The glacier bear (Ursus americanus emmonsii) also known as the blue bear, is a subspecies of American black bear that has silver-blue or gray hair.
The glacier bear is endemic to Southeast Alaska along the seaward front of the Mount St. Elias Range, about Yakutat Bay, and southeast to Glacier Bay. They prefer forest and terrain with lots of vegetation, but can be found in urban areas.
The glacier bear’s habitat is dependent on the availability of food. They move between forest, meadows, streams, and mountains in search of food and shelter.
Glacier bears have most of the features of other types of black bears. The main difference is the color of the glacier bear’s fur. The fur can be silvery blue to grey. These colors are more common on the back and shoulder of the bear. The stomach area and legs are usually darker in color.
The glacier bear is an omnivorous mammal. They eat young plants, roots, and salmon. Blueberries, salmonberries, raspberries, and cranberries are also part of the bear’s diet. They use their claws to dig up mice, ground squirrels, and marmots from their burrows.

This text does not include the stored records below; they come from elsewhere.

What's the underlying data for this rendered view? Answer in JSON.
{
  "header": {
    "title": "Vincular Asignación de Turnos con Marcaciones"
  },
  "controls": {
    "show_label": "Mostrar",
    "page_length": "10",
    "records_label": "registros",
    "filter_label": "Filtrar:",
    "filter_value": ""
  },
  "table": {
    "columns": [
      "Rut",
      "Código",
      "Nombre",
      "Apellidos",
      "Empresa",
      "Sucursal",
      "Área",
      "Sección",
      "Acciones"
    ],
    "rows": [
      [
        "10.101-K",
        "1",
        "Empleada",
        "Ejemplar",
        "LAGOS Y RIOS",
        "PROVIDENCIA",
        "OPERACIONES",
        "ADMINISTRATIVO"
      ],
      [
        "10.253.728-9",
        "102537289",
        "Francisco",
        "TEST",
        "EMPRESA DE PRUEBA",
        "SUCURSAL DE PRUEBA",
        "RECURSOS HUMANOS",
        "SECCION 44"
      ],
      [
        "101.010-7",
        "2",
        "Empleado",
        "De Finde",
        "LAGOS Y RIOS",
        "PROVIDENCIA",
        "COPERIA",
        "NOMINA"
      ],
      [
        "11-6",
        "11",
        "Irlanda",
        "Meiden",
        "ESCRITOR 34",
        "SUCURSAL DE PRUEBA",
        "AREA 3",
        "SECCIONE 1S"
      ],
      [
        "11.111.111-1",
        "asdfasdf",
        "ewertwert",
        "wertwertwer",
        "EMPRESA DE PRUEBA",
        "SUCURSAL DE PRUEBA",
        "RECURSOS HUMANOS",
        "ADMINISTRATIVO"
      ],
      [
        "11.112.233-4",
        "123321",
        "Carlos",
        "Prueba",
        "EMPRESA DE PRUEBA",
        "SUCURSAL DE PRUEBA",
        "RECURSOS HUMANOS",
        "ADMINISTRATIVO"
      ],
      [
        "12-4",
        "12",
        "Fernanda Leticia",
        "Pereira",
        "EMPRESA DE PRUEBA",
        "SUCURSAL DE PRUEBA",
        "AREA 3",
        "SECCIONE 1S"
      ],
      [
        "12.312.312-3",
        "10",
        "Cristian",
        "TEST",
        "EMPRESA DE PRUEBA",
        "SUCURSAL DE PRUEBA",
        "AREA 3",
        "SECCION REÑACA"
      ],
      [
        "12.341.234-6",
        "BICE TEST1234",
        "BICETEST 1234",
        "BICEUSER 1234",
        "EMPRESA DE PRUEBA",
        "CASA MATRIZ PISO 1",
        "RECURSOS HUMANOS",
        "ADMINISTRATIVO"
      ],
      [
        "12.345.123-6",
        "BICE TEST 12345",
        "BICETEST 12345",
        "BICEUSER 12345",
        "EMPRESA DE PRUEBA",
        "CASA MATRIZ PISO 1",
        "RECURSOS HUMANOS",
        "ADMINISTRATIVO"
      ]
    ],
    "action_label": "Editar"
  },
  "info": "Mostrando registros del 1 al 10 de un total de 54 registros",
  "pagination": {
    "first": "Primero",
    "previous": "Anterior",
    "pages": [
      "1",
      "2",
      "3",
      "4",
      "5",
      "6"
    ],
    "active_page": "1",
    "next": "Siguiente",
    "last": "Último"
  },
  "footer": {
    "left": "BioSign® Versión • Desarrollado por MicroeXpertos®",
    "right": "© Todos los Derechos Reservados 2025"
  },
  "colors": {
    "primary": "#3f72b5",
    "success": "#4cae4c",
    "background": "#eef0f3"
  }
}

Female glacier bears are able to reproduce between the ages of 3-5 years and onward. Mating takes place between June and July. Their gestation lasts for about 365 days. Cubs are born in January or February. The cubs will remain with their mother for about one and a half years, during which time she will not become pregnant again.
Due to interbreeding, it is likely that the rare color of the glacier bear will no longer occur. This is because glacier bears are no longer an isolated species and are now mating with other black bears in the area. The increasing presence of humans within the bears’ range and risk of increased numbers of bears being killed by hunters are also threats to the bear’s existence.

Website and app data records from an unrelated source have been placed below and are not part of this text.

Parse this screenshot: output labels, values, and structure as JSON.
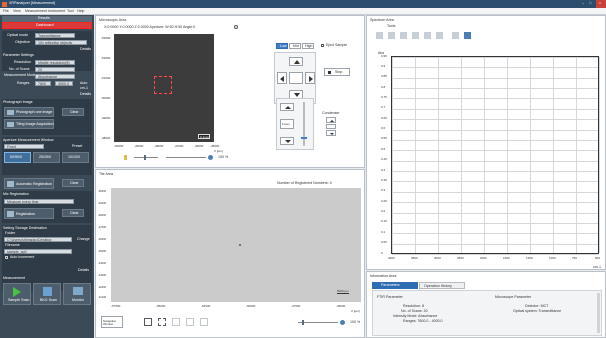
{
  "app": {
    "title": "XRPanalyzer [Measurement]",
    "menu": [
      "File",
      "View",
      "Measurement",
      "Instrument",
      "Tool",
      "Help"
    ],
    "window_buttons": [
      "–",
      "□",
      "×"
    ]
  },
  "left_panel": {
    "tabs": {
      "results": "Results",
      "dashboard": "Dashboard"
    },
    "optical_mode_label": "Optical mode",
    "optical_mode_value": "Transmittance",
    "objective_label": "Objective",
    "objective_value": "10x reflective objectiv",
    "detail_button": "Details",
    "param_header": "Parameter Settings",
    "resolution_label": "Resolution",
    "resolution_value": "Middle resolution(8)",
    "scans_label": "No. of Scans",
    "scans_value": "20",
    "mode_label": "Measurement Mode",
    "mode_value": "Absorbance",
    "ranges_label": "Ranges",
    "ranges_from": "7800",
    "ranges_to": "4000.0",
    "auto_label": "Auto",
    "ranges_unit": "cm-1",
    "details2": "Details",
    "photo_header": "Photograph Image",
    "photo_button": "Photograph one image",
    "tiling_button": "Tiling Image Acquisition",
    "clear": "Clear",
    "aperture_header": "Aperture Measurement Window",
    "aperture_value": "Fixed",
    "preset_label": "Preset",
    "size_options": [
      "50/50/0",
      "25/25/0",
      "10/10/0"
    ],
    "auto_reg": "Automatic Registration",
    "micro_header": "Mic Registration",
    "micro_value": "Measure every time",
    "registration": "Registration",
    "storage_header": "Setting Storage Destination",
    "folder_label": "Folder",
    "folder_value": "C:\\Users\\shimadzu\\Desktop",
    "change": "Change",
    "filename_label": "Filename",
    "filename_value": "sample_ap0",
    "auto_inc": "Auto Increment",
    "details3": "Details",
    "measure_header": "Measurement",
    "sample_scan": "Sample Scan",
    "bkg_scan": "BKG Scan",
    "monitor": "Monitor"
  },
  "microscopic": {
    "title": "Microscopic Area",
    "coords": "X:0.0000   Y:0.0000   Z:0.0000   Aperture: W:50   H:50   Angle:0",
    "mag_buttons": [
      "Low",
      "Mid",
      "High"
    ],
    "eject": "Eject Sample",
    "stop": "Stop",
    "y_ticks": [
      "-53000",
      "-52000",
      "-51000",
      "-50000",
      "-49000",
      "-48000"
    ],
    "x_ticks": [
      "-50000",
      "-49000",
      "-48000",
      "-47000",
      "-46000",
      "-45000"
    ],
    "x_unit": "X [µm]",
    "scale": "0.1mm",
    "zoom_pct": "100 %",
    "condenser": "Condenser",
    "focus": "Focus"
  },
  "tile": {
    "title": "Tile Area",
    "registered": "Number of Registered Numbers: 0",
    "x_ticks": [
      "-57500",
      "-55000",
      "-52500",
      "-50000",
      "-47500",
      "-45000"
    ],
    "y_ticks": [
      "-50000",
      "-49000",
      "-48000",
      "-47000",
      "-46000",
      "-45000",
      "-44000",
      "-43000",
      "-42000",
      "-41000"
    ],
    "x_unit": "X [µm]",
    "scale": "5000 µm",
    "zoom_pct": "100 %",
    "nav_window": "Navigation Window"
  },
  "spectrum": {
    "title": "Spectrum Area",
    "tool_label": "Tools",
    "ylabel": "Abs",
    "xlabel": "cm-1",
    "y_ticks": [
      "0.95",
      "0.9",
      "0.85",
      "0.8",
      "0.75",
      "0.7",
      "0.65",
      "0.6",
      "0.55",
      "0.5",
      "0.45",
      "0.4",
      "0.35",
      "0.3",
      "0.25",
      "0.2",
      "0.15",
      "0.1",
      "0.05",
      "0"
    ],
    "x_ticks": [
      "4000",
      "3800",
      "3000",
      "2500",
      "2000",
      "1500",
      "1250",
      "1000",
      "750",
      "500"
    ]
  },
  "info": {
    "title": "Information Area",
    "tabs": [
      "Parameters",
      "Operation History"
    ],
    "ftir_header": "FTIR Parameter",
    "micro_header": "Microscope Parameter",
    "rows_left": [
      "Resolution: 8",
      "No. of Scans: 20",
      "Intensity Mode: Absorbance",
      "Ranges: 7800.0 - 4000.0"
    ],
    "rows_right": [
      "Detector: MCT",
      "Optical system: Transmittance"
    ]
  }
}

Interesting Facts About Glacier Bears
- Glacier bears move into their dens in early winter, which can be an overturned tree, a rock ledge, or a cave.
- The hibernation period is long, sometimes exceeding six months.

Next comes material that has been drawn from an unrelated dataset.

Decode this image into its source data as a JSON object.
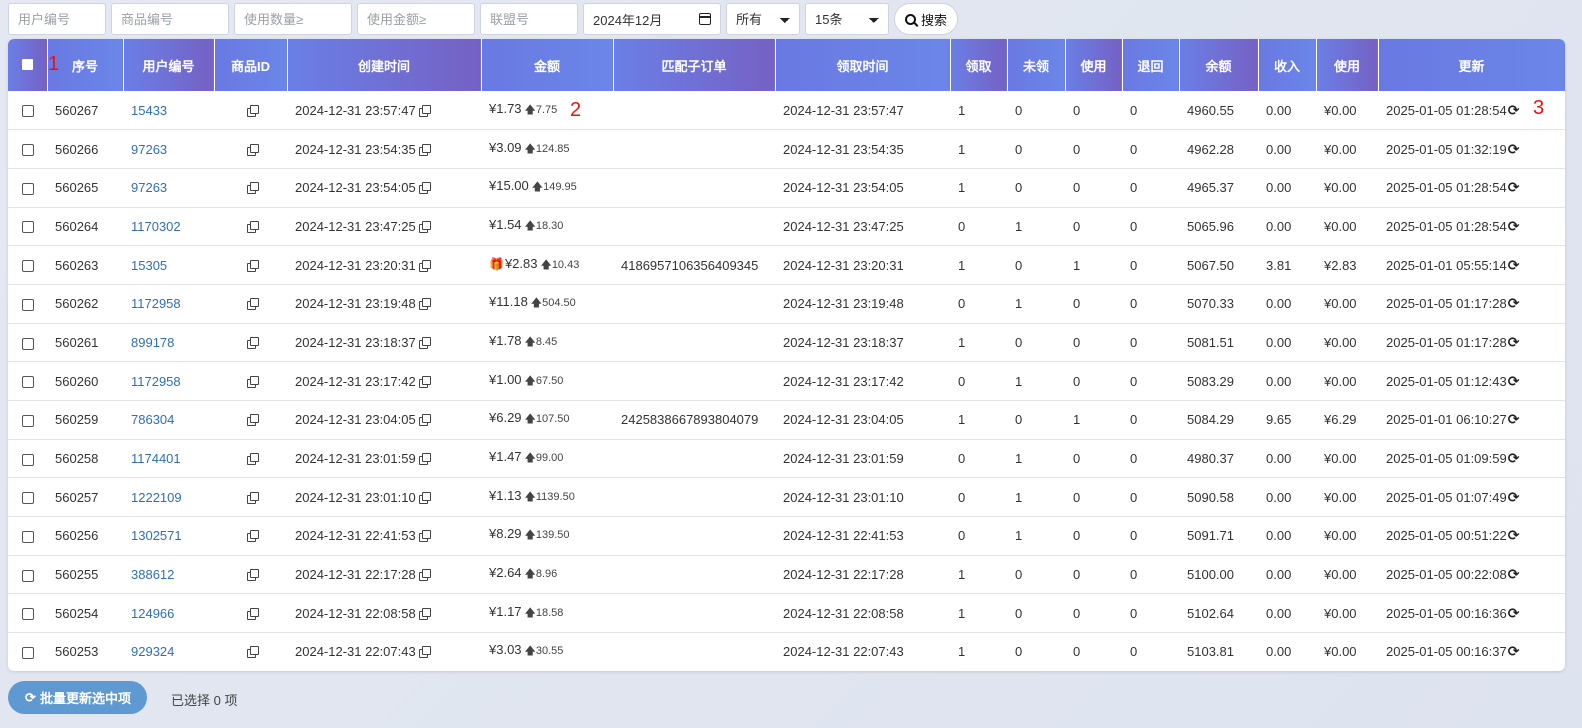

- The average life expectancy of glacier bears in the wild is estimated to be between 20 and 30 years.